Learn how to feel better after a bad day.

How to Turn a Bad Mood Around continued...

Move your body. Being physically active -- moving around and playing -- is a great way to get rid of anger and frustration. You could whack tennis balls off the garage door or a wall where you won't break anything, race across the yard, or crank up the tunes and sing and dance until you feel better.  

Escape the situation. It's not always easy to snap out of a bad mood. Sometimes the best thing you can do is to get away from what's upsetting you before the feelings take over. Little brother driving you nuts? Go to another room. Frustrated at football practice? Give yourself a time-out. A friend hurt your feelings?
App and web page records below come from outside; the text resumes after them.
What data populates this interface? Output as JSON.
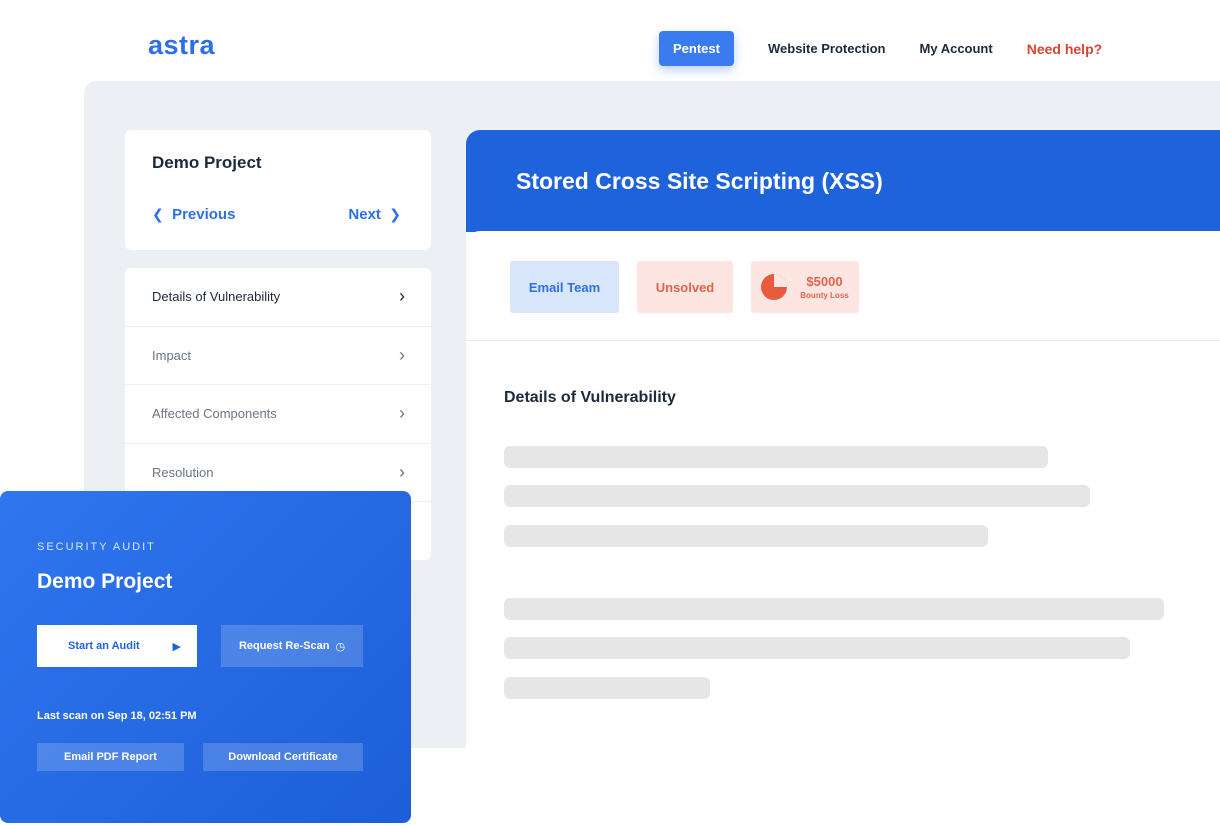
{
  "brand": {
    "logo": "astra",
    "accent": "#2d6fe6"
  },
  "nav": {
    "pentest": "Pentest",
    "website_protection": "Website Protection",
    "my_account": "My Account",
    "need_help": "Need help?"
  },
  "project_card": {
    "title": "Demo Project",
    "previous": "Previous",
    "next": "Next",
    "prev_icon": "chevron-left-icon",
    "next_icon": "chevron-right-icon"
  },
  "menu": {
    "items": [
      {
        "label": "Details of Vulnerability",
        "active": true
      },
      {
        "label": "Impact",
        "active": false
      },
      {
        "label": "Affected Components",
        "active": false
      },
      {
        "label": "Resolution",
        "active": false
      }
    ]
  },
  "vulnerability": {
    "title": "Stored Cross Site Scripting (XSS)",
    "badges": {
      "email_team": "Email Team",
      "status": "Unsolved",
      "bounty_amount": "$5000",
      "bounty_label": "Bounty Loss",
      "bounty_icon": "pie-chart-icon"
    },
    "section_title": "Details of Vulnerability"
  },
  "audit_card": {
    "eyebrow": "SECURITY AUDIT",
    "project": "Demo Project",
    "start_audit": "Start an Audit",
    "request_rescan": "Request Re-Scan",
    "last_scan": "Last scan on Sep 18, 02:51 PM",
    "email_pdf": "Email PDF Report",
    "download_certificate": "Download Certificate",
    "play_icon": "play-icon",
    "clock_icon": "clock-icon"
  },
  "colors": {
    "header_blue": "#1f63dc",
    "danger": "#d9442e",
    "panel_grey": "#eceff4"
  }
}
Spend 30 minutes apart so you can talk to her about it later.

Get creative. Pour out your emotions into a journal. Draw a picture that shows how you're feeling. Make a list of things you're thankful for. Pound away on the piano, or act out your feelings in front of a mirror.
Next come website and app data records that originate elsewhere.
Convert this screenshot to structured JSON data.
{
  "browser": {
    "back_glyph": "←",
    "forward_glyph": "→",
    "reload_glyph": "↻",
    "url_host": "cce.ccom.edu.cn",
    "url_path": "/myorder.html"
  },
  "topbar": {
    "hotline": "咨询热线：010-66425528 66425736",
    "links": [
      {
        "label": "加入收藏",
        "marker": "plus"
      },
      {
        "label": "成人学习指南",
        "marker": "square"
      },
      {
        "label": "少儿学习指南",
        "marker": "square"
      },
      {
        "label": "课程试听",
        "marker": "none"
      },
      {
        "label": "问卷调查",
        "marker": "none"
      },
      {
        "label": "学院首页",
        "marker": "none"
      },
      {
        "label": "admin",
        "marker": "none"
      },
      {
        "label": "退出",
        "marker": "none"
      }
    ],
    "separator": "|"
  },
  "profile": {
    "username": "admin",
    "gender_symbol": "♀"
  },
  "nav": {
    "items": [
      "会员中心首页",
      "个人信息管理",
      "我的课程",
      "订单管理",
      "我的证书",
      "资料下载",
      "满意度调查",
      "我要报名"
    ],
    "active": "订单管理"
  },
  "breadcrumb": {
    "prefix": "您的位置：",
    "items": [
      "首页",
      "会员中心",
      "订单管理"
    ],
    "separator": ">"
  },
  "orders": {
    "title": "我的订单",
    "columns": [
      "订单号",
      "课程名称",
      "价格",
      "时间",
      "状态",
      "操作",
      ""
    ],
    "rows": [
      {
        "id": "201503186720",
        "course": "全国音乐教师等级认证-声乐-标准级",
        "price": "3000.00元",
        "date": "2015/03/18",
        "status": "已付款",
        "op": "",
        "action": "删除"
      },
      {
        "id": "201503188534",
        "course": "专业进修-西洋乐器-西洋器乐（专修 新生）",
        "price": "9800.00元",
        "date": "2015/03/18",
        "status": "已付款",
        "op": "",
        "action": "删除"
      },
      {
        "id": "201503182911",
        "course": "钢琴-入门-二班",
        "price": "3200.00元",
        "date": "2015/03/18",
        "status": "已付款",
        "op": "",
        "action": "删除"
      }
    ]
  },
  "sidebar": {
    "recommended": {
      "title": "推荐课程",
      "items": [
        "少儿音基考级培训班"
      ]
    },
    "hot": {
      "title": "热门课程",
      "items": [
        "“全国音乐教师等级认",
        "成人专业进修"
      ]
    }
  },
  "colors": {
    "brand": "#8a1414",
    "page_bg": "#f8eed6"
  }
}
Be your own friend. If your friend were feeling bad, what would you say to make him feel better? Once you've figured that out, have a pep talk with yourself and then plan to do something fun that will make you feel better.

Get positive. Negative thoughts like "I'm stupid," "I stink at baseball," and "No one likes me" make your bad mood worse. Instead, think about and write down all of your good qualities. Stumped? Go ask your mom or dad. They're sure to name several things they love about you.
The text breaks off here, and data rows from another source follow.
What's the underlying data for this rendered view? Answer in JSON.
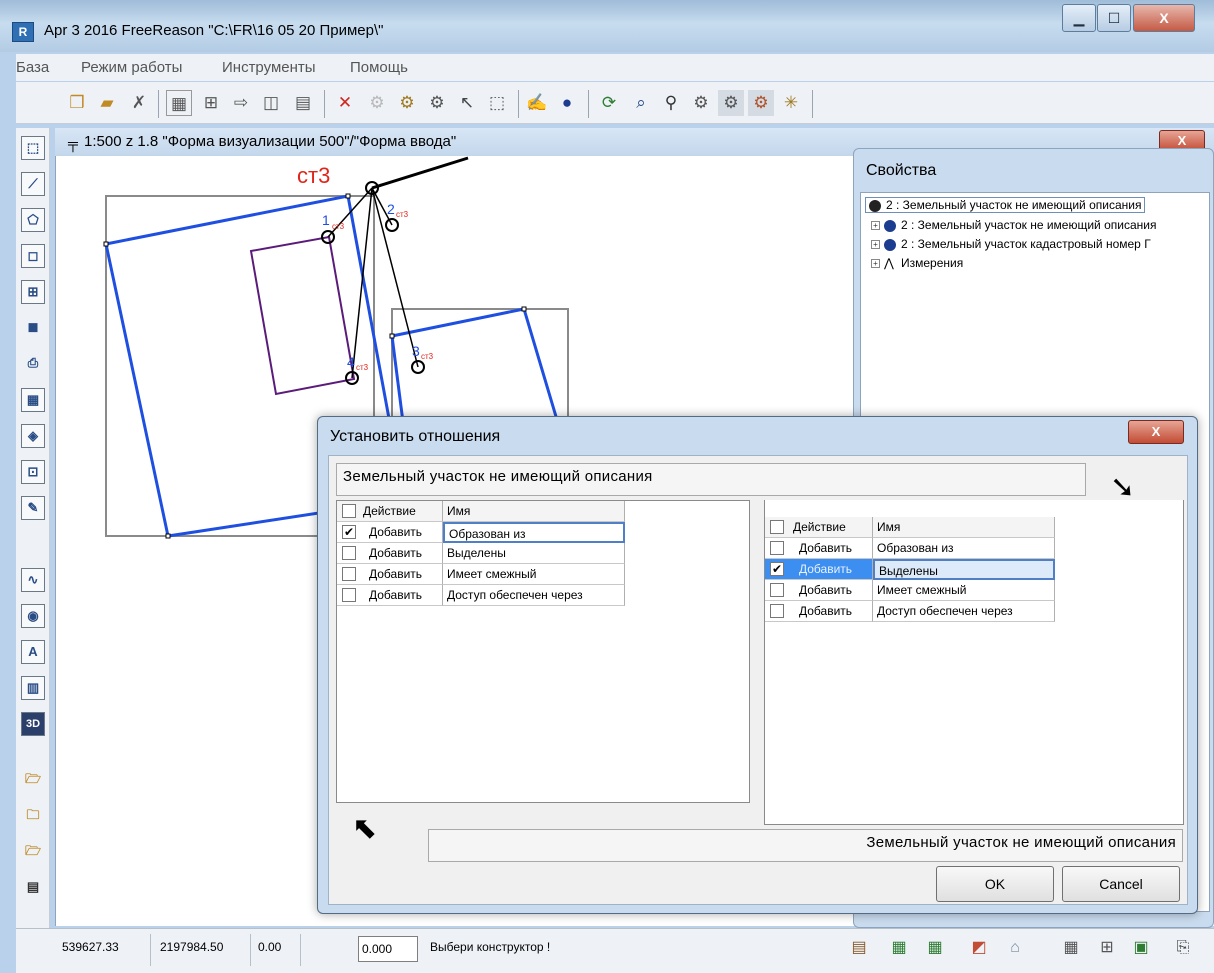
{
  "window": {
    "title": "Apr  3 2016 FreeReason \"C:\\FR\\16 05 20 Пример\\\"",
    "app_icon_text": "R"
  },
  "menu": [
    "База",
    "Режим работы",
    "Инструменты",
    "Помощь"
  ],
  "toolbar_icons": [
    "cube-icon",
    "block-icon",
    "no-line-icon",
    "select-grid-icon",
    "node-icon",
    "link-icon",
    "split-icon",
    "properties-icon",
    "delete-icon",
    "gear-disabled-icon",
    "cubes-icon",
    "cube-move-icon",
    "pointer-icon",
    "select-area-icon",
    "hand-tool-icon",
    "help-icon",
    "refresh-icon",
    "zoom-icon",
    "find-icon",
    "layers-icon",
    "cubes-active-icon",
    "settings-active-icon",
    "star-icon"
  ],
  "left_toolbar_icons": [
    "select-icon",
    "line-icon",
    "polygon-icon",
    "rect-icon",
    "grid-plane-icon",
    "shape-icon",
    "printer-icon",
    "table-icon",
    "target-icon",
    "frame-icon",
    "edit-icon",
    "graph-icon",
    "eye-icon",
    "text-icon",
    "columns-icon",
    "3d-icon",
    "folder-open-icon",
    "folder-warning-icon",
    "folder-arrow-icon",
    "save-list-icon"
  ],
  "child_window": {
    "title": "1:500 z 1.8 \"Форма визуализации 500\"/\"Форма ввода\"",
    "close_label": "X"
  },
  "canvas": {
    "station_label": "ст3",
    "point_labels": [
      "1",
      "2",
      "4",
      "3"
    ],
    "point_sub_label": "ст3"
  },
  "properties": {
    "title": "Свойства",
    "tree": [
      {
        "label": "2 : Земельный участок не имеющий описания",
        "level": 0
      },
      {
        "label": "2 : Земельный участок не имеющий описания",
        "level": 1
      },
      {
        "label": "2 : Земельный участок кадастровый номер Г",
        "level": 1
      },
      {
        "label": "Измерения",
        "level": 1
      }
    ]
  },
  "dialog": {
    "title": "Установить отношения",
    "close_label": "X",
    "top_entity": "Земельный участок не имеющий описания",
    "bottom_entity": "Земельный участок не имеющий описания",
    "headers": {
      "action": "Действие",
      "name": "Имя"
    },
    "left_grid": [
      {
        "action": "Добавить",
        "name": "Образован из",
        "checked": true
      },
      {
        "action": "Добавить",
        "name": "Выделены",
        "checked": false
      },
      {
        "action": "Добавить",
        "name": "Имеет смежный",
        "checked": false
      },
      {
        "action": "Добавить",
        "name": "Доступ обеспечен через",
        "checked": false
      }
    ],
    "right_grid": [
      {
        "action": "Добавить",
        "name": "Образован из",
        "checked": false
      },
      {
        "action": "Добавить",
        "name": "Выделены",
        "checked": true
      },
      {
        "action": "Добавить",
        "name": "Имеет смежный",
        "checked": false
      },
      {
        "action": "Добавить",
        "name": "Доступ обеспечен через",
        "checked": false
      }
    ],
    "ok_label": "OK",
    "cancel_label": "Cancel"
  },
  "status": {
    "x": "539627.33",
    "y": "2197984.50",
    "z": "0.00",
    "input_value": "0.000",
    "message": "Выбери конструктор !"
  }
}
Put on a happy face. "The act of smiling actually tells the brain that you're happy -- so you start to feel happy," says Gonzalez-Ziegler. Hang out with friends and family who make you laugh. Or watch a laugh-out-loud TV show or YouTube video.

Ask for help. If you feel like you're having more gloomy days than sunshine-filled ones, or you have thoughts like, "I wish I'd never been born," please talk to an adult, such as a parent, teacher, coach, clergy person, or school counselor. "You should always ask for help when you feel overwhelmed or like the world's against you," says David Ermer, MD, in Sioux Falls, S.D. "Sometimes, emotions are just too big for one person to manage. With help from someone you trust, you'll feel better."

Reviewed on January 19, 2012